    This isn’t a typical “they foreclosed on my home” case. Terry Hoskins owned a carpet business that went belly up. He used his home as collateral for his business loan.

    On top of that he owed the IRS over $1.5 million in back taxes for 5 years, which the IRS put a lean on his business for (plus the fact his brother and former business partner successfully sued him), plus he owed the state thousands for sales tax he charged his customers but never turned in.

    Right now there are over 50 active cases against this man for taxes and owing money to people. His problems date back to 2000 for the tax stuff.

    I hate supporting the banks, but in this case I must. This was an idiot who thought he could bilk the system forever. Once they caught up with him, he tried to play the victim card. He shouldn’t be associated with the thousands of actual Americans who struggle and been screwed over by this economy.

    (And I can see you posting this. Channel 5 originally aired this totally on Hoskins side. He was viewed as a hero, but once the rest of the media caught up and found out that he really is at fault here, that heroism he found was quickly gone.)

  • Kevin Hampton

    “Once i seen [sic] that I owed $160k on a $350k property, I whudn’t gonna stand fer it”.

    Nope, equity ain’t no [sic] excuse for not paying it back. The agreement isn’t pay until you owe less than appraise value, then Ef ‘Em. What a loser. So how much jail time does destroying the bank’s property get him? Over/under this one fer [sic] me.
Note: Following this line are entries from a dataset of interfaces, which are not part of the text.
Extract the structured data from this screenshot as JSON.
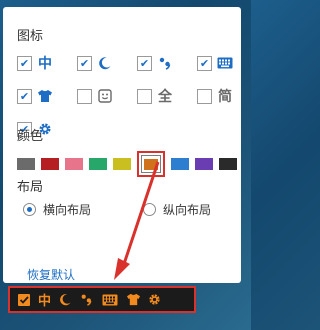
{
  "section_icons": {
    "title": "图标"
  },
  "icons": [
    {
      "name": "zhong-chinese",
      "checked": true,
      "glyph": "中",
      "kind": "text"
    },
    {
      "name": "moon",
      "checked": true,
      "kind": "svg"
    },
    {
      "name": "punctuation",
      "checked": true,
      "kind": "svg"
    },
    {
      "name": "keyboard",
      "checked": true,
      "kind": "svg"
    },
    {
      "name": "tshirt-skin",
      "checked": true,
      "kind": "svg"
    },
    {
      "name": "emoticon",
      "checked": false,
      "kind": "svg"
    },
    {
      "name": "quan-fullwidth",
      "checked": false,
      "glyph": "全",
      "kind": "text"
    },
    {
      "name": "jian-simplified",
      "checked": false,
      "glyph": "简",
      "kind": "text"
    },
    {
      "name": "gear-settings",
      "checked": true,
      "kind": "svg"
    }
  ],
  "section_colors": {
    "title": "颜色"
  },
  "colors": [
    "#6b6b6b",
    "#b51f24",
    "#e8748c",
    "#27a86a",
    "#c9bf21",
    "#d0711e",
    "#2d7ed1",
    "#6b3db3",
    "#2a2a2a"
  ],
  "selected_color_index": 5,
  "section_layout": {
    "title": "布局"
  },
  "layout": {
    "horizontal_label": "横向布局",
    "vertical_label": "纵向布局",
    "selected": "horizontal"
  },
  "restore_default": "恢复默认",
  "toolbar": {
    "accent": "#f28a1e",
    "zhong": "中"
  }
}
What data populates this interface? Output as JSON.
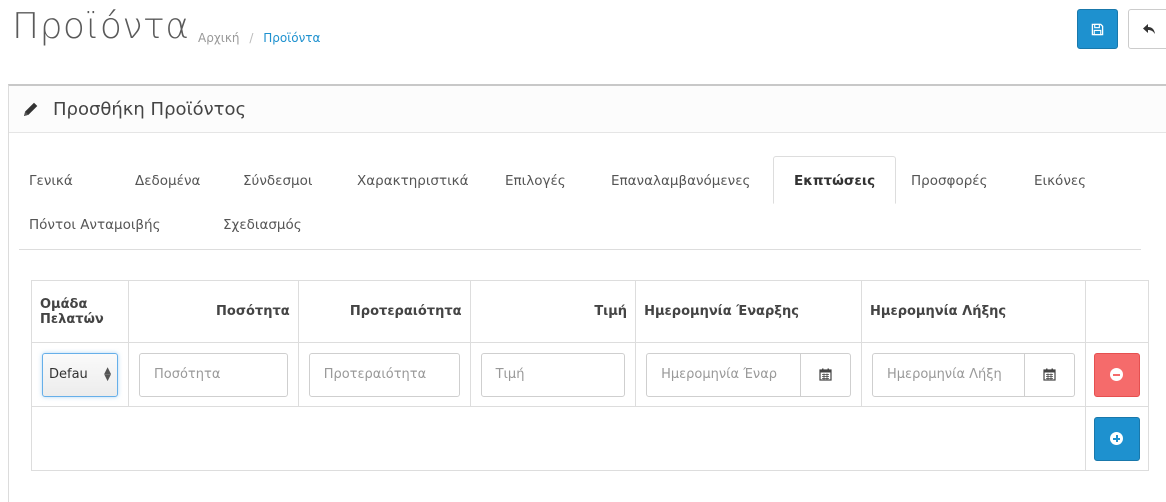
{
  "header": {
    "title": "Προϊόντα",
    "breadcrumb": [
      {
        "label": "Αρχική"
      },
      {
        "label": "Προϊόντα"
      }
    ],
    "breadcrumb_separator": "/",
    "save_icon": "floppy-disk-icon",
    "back_icon": "reply-arrow-icon"
  },
  "panel": {
    "title": "Προσθήκη Προϊόντος",
    "icon": "pencil-icon"
  },
  "tabs": [
    {
      "label": "Γενικά"
    },
    {
      "label": "Δεδομένα"
    },
    {
      "label": "Σύνδεσμοι"
    },
    {
      "label": "Χαρακτηριστικά"
    },
    {
      "label": "Επιλογές"
    },
    {
      "label": "Επαναλαμβανόμενες"
    },
    {
      "label": "Εκπτώσεις"
    },
    {
      "label": "Προσφορές"
    },
    {
      "label": "Εικόνες"
    },
    {
      "label": "Πόντοι Ανταμοιβής"
    },
    {
      "label": "Σχεδιασμός"
    }
  ],
  "active_tab": "Εκπτώσεις",
  "table": {
    "columns": [
      {
        "label": "Ομάδα Πελατών"
      },
      {
        "label": "Ποσότητα"
      },
      {
        "label": "Προτεραιότητα"
      },
      {
        "label": "Τιμή"
      },
      {
        "label": "Ημερομηνία Έναρξης"
      },
      {
        "label": "Ημερομηνία Λήξης"
      }
    ],
    "row": {
      "customer_group": "Defau",
      "quantity_placeholder": "Ποσότητα",
      "priority_placeholder": "Προτεραιότητα",
      "price_placeholder": "Τιμή",
      "date_start_placeholder": "Ημερομηνία Έναρ",
      "date_end_placeholder": "Ημερομηνία Λήξη"
    }
  },
  "colors": {
    "primary": "#1e91cf",
    "danger": "#f56b6b"
  }
}
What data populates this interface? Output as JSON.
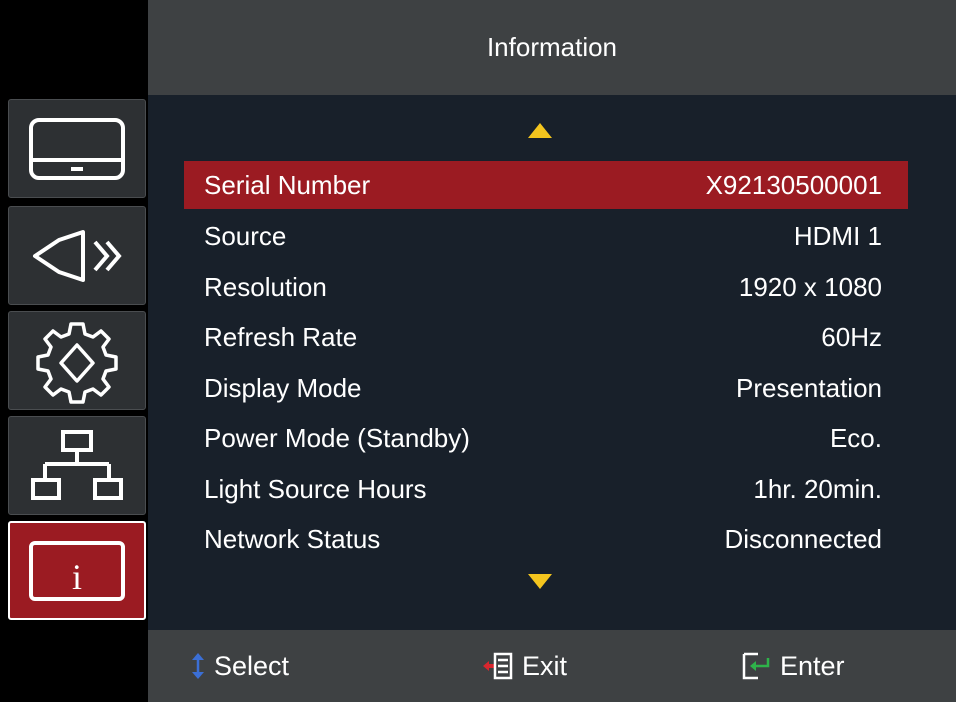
{
  "header": {
    "title": "Information"
  },
  "sidebar": {
    "items": [
      {
        "icon": "display-icon",
        "active": false
      },
      {
        "icon": "audio-icon",
        "active": false
      },
      {
        "icon": "settings-gear-icon",
        "active": false
      },
      {
        "icon": "network-icon",
        "active": false
      },
      {
        "icon": "info-icon",
        "active": true,
        "glyph": "i"
      }
    ]
  },
  "info": {
    "rows": [
      {
        "label": "Serial Number",
        "value": "X92130500001"
      },
      {
        "label": "Source",
        "value": "HDMI 1"
      },
      {
        "label": "Resolution",
        "value": "1920 x 1080"
      },
      {
        "label": "Refresh Rate",
        "value": "60Hz"
      },
      {
        "label": "Display Mode",
        "value": "Presentation"
      },
      {
        "label": "Power Mode (Standby)",
        "value": "Eco."
      },
      {
        "label": "Light Source Hours",
        "value": "1hr. 20min."
      },
      {
        "label": "Network Status",
        "value": "Disconnected"
      }
    ]
  },
  "footer": {
    "select_label": "Select",
    "exit_label": "Exit",
    "enter_label": "Enter"
  },
  "colors": {
    "accent": "#9b1b22",
    "arrow": "#f4c51e",
    "panel": "#18202a",
    "bar": "#3e4143"
  }
}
  • http://www.facebook.com/rycarson Ryan Carson

    Yeah, this guy is an idiot. Even if everything intoxication said above was not true, he’d still be an idiot. It’s math. If the bank went to trustee’s sale on his home (non-judicial foreclosure), and he still owed money, the bank can come after him for a deficiency judgment, but only for the difference in market price of the home as compared to the amount of indebtedness. So, by bulldozing his home, he’s basically increased the amount that can be sought as a deficiency.

    Of course, as he’s filing bankruptcy, it’ll be wiped out anyway. This is not what heroes do.